US7715240 *Sep 22, 2008May 11, 2010Samsung Electronics Co., Ltd.Circuit and method of generating high voltage for programming operation of flash memory device
US7772917Mar 27, 2009Aug 10, 2010Renesas Technology Corp.Semiconductor device
US7919367Jan 28, 2008Apr 5, 2011Mosys, Inc.Method to increase charge retention of non-volatile memory manufactured in a single-gate logic process
US7936154 *Dec 28, 2007May 3, 2011Hynix Semiconductor Inc.Regulator and high voltage generator
US7948300 *Aug 12, 2009May 24, 2011Samsung Electronics Co., Ltd.Negative supply voltage generating circuit and semiconductor integrated circuit having the same
US8445947Jul 2, 2009May 21, 2013Stmicroelectronics (Rousset) SasElectronic circuit having a diode-connected MOS transistor with an improved efficiency
US20110234306 *Mar 14, 2011Sep 29, 2011Kabushiki Kaisha ToshibaBooster circuit
CN1079981C *Dec 11, 1996Feb 27, 2002三菱电机株式会社Potential generation circuit
EP0784373A1 *Jan 15, 1996Jul 16, 1997Consorzio Per La Ricerca Sulla Microelettronica Nel MezzogiornoHigh-efficiency voltage booster circuit operating at very low supply voltage
EP0931379A1 *Oct 10, 1996Jul 28, 1999Macronix International Co., Ltd.Triple well charge pump

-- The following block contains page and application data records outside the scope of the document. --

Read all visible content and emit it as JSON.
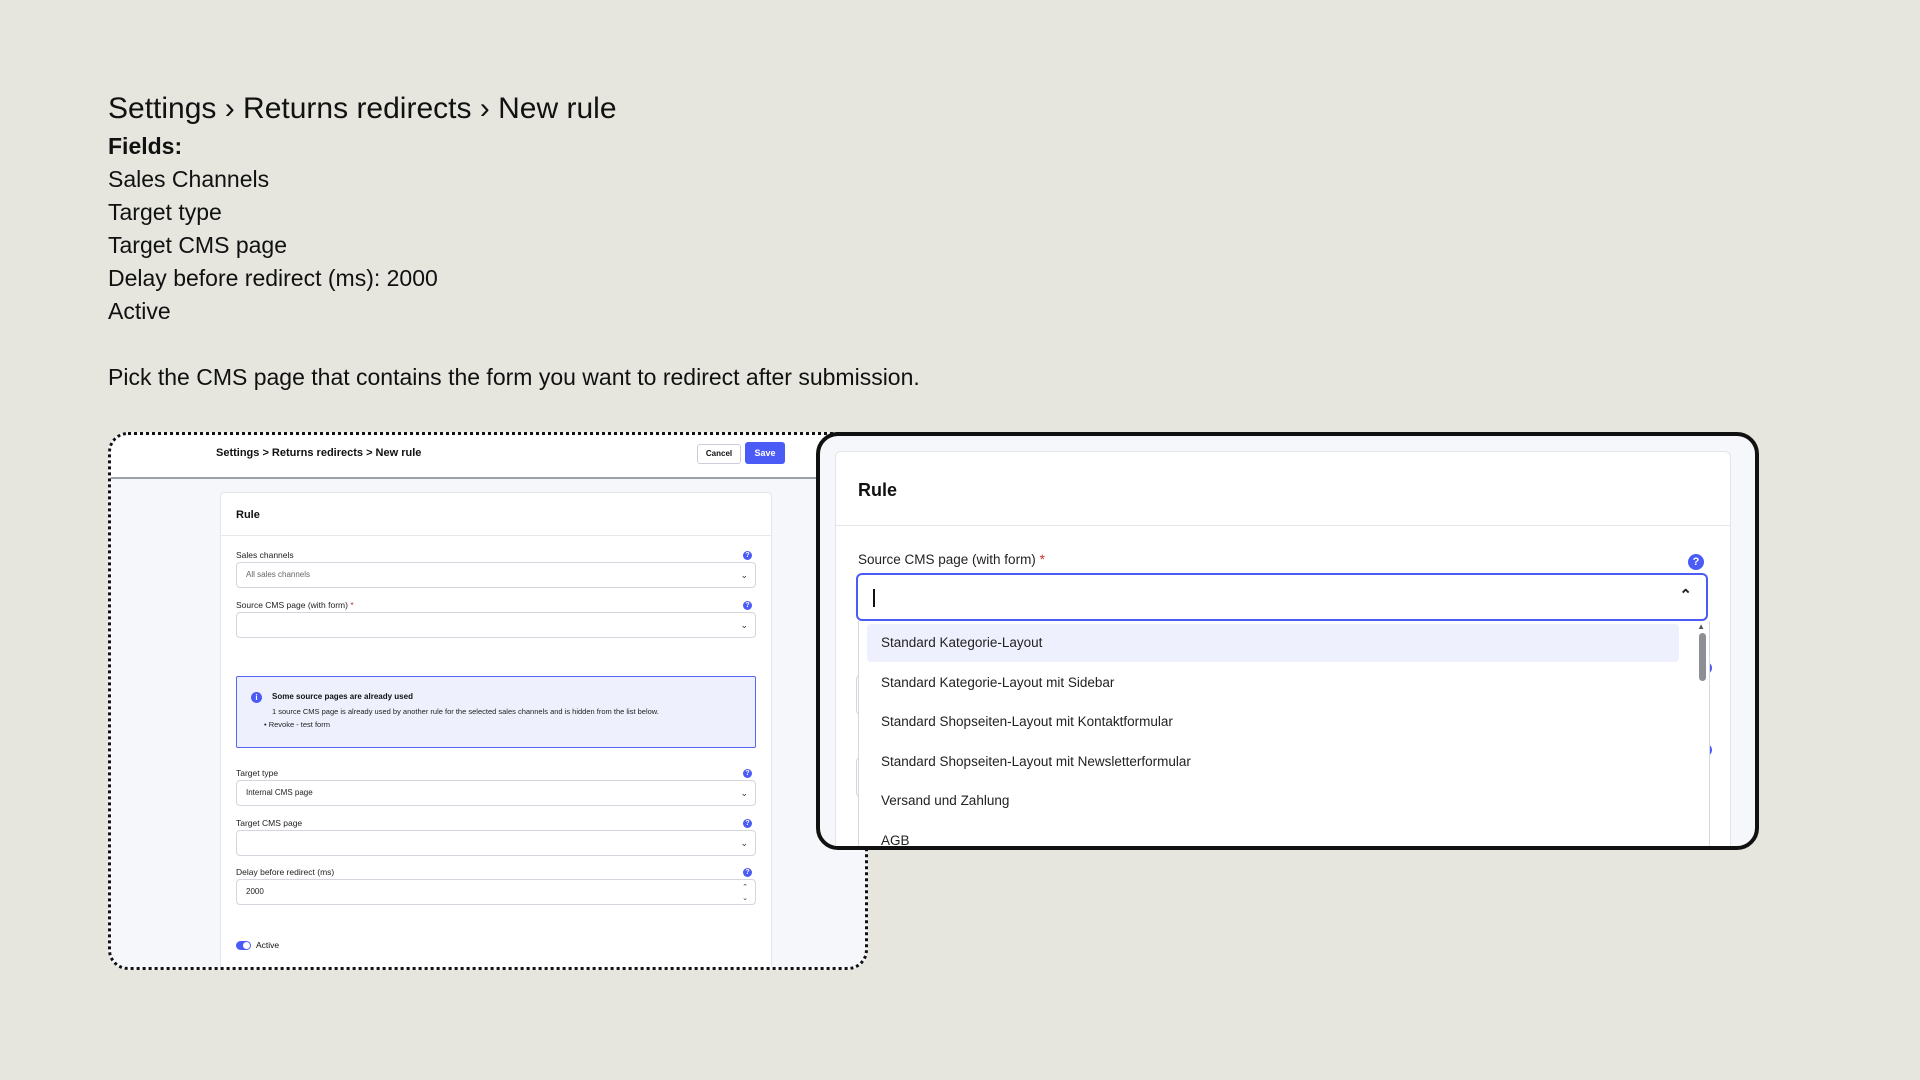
{
  "intro": {
    "title": "Settings › Returns redirects › New rule",
    "fields_heading": "Fields:",
    "fields": [
      "Sales Channels",
      "Target type",
      "Target CMS page",
      "Delay before redirect (ms): 2000",
      "Active"
    ],
    "hint": "Pick the CMS page that contains the form you want to redirect after submission."
  },
  "left_panel": {
    "breadcrumb": "Settings > Returns redirects > New rule",
    "cancel_label": "Cancel",
    "save_label": "Save",
    "card_title": "Rule",
    "sales_channels": {
      "label": "Sales channels",
      "value": "All sales channels"
    },
    "source_cms": {
      "label": "Source CMS page (with form)",
      "required_mark": "*",
      "value": ""
    },
    "notice": {
      "title": "Some source pages are already used",
      "text": "1 source CMS page is already used by another rule for the selected sales channels and is hidden from the list below.",
      "bullet": "• Revoke - test form"
    },
    "target_type": {
      "label": "Target type",
      "value": "Internal CMS page"
    },
    "target_cms": {
      "label": "Target CMS page",
      "value": ""
    },
    "delay": {
      "label": "Delay before redirect (ms)",
      "value": "2000"
    },
    "active_label": "Active",
    "colors": {
      "accent": "#4b5bf6"
    }
  },
  "right_panel": {
    "card_title": "Rule",
    "source_cms": {
      "label": "Source CMS page (with form)",
      "required_mark": "*",
      "value": ""
    },
    "options": [
      "Standard Kategorie-Layout",
      "Standard Kategorie-Layout mit Sidebar",
      "Standard Shopseiten-Layout mit Kontaktformular",
      "Standard Shopseiten-Layout mit Newsletterformular",
      "Versand und Zahlung",
      "AGB"
    ],
    "highlighted_option": "Standard Kategorie-Layout"
  },
  "icons": {
    "help": "?",
    "info": "i",
    "chevron_down": "⌄",
    "chevron_up": "⌃",
    "scroll_up": "▲",
    "scroll_down": "▼"
  }
}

EP1899785A1 *Jun 5, 2006Mar 19, 2008Atmel CorporationEfficient charge pump for a wide range of supply voltages
Classifications
U.S. Classification365/189.09, 327/534, 365/177, 327/536, 365/204
International ClassificationG11C5/14, G11C11/408, H01L27/02, H01L21/8238, H01L27/092, H02M3/07
Cooperative ClassificationG11C5/145, H02M2003/078, G11C5/146, H02M3/073, H01L27/0222
European ClassificationH02M3/07S, G11C5/14P1, G11C5/14P, H01L27/02B3B2
Legal Events
DateCodeEventDescription
Apr 24, 2007FPExpired due to failure to pay maintenance fee
Effective date: 20070228
Feb 28, 2007LAPSLapse for failure to pay maintenance fees
Sep 13, 2006REMIMaintenance fee reminder mailed
Aug 1, 2002FPAYFee payment
Year of fee payment: 8
Aug 17, 1998FPAYFee payment
Year of fee payment: 4
Aug 27, 1993ASAssignment
Owner name: MITSUBISHI DENKI KABUSHIKI KAISHA, JAPAN
Free format text: ASSIGNMENT OF ASSIGNORS INTEREST;ASSIGNOR:TSUKIKAWA, YASUHIKO;REEL/FRAME:006676/0128
Effective date: 19930602